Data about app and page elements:
::::
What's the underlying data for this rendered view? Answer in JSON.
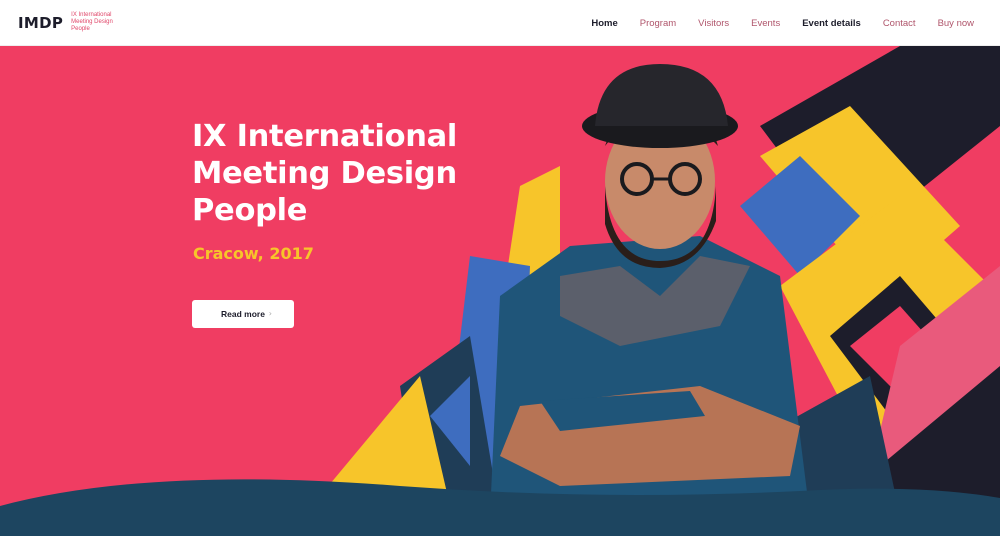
{
  "brand": {
    "logo": "IMDP",
    "tagline": "IX International Meeting Design People"
  },
  "nav": {
    "items": [
      {
        "label": "Home"
      },
      {
        "label": "Program"
      },
      {
        "label": "Visitors"
      },
      {
        "label": "Events"
      },
      {
        "label": "Event details"
      },
      {
        "label": "Contact"
      },
      {
        "label": "Buy now"
      }
    ]
  },
  "hero": {
    "title": "IX International Meeting Design People",
    "subtitle": "Cracow, 2017",
    "cta_label": "Read more",
    "cta_arrow": "›",
    "image_icon": "portrait-man-icon"
  },
  "colors": {
    "background": "#f03d62",
    "accent_yellow": "#f7c52a",
    "blue": "#3e6dbf",
    "navy": "#1f3d57",
    "dark": "#1d1d2b"
  }
}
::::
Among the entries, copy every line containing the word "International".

    "tagline": "IX International Meeting Design People"
    "title": "IX International Meeting Design People",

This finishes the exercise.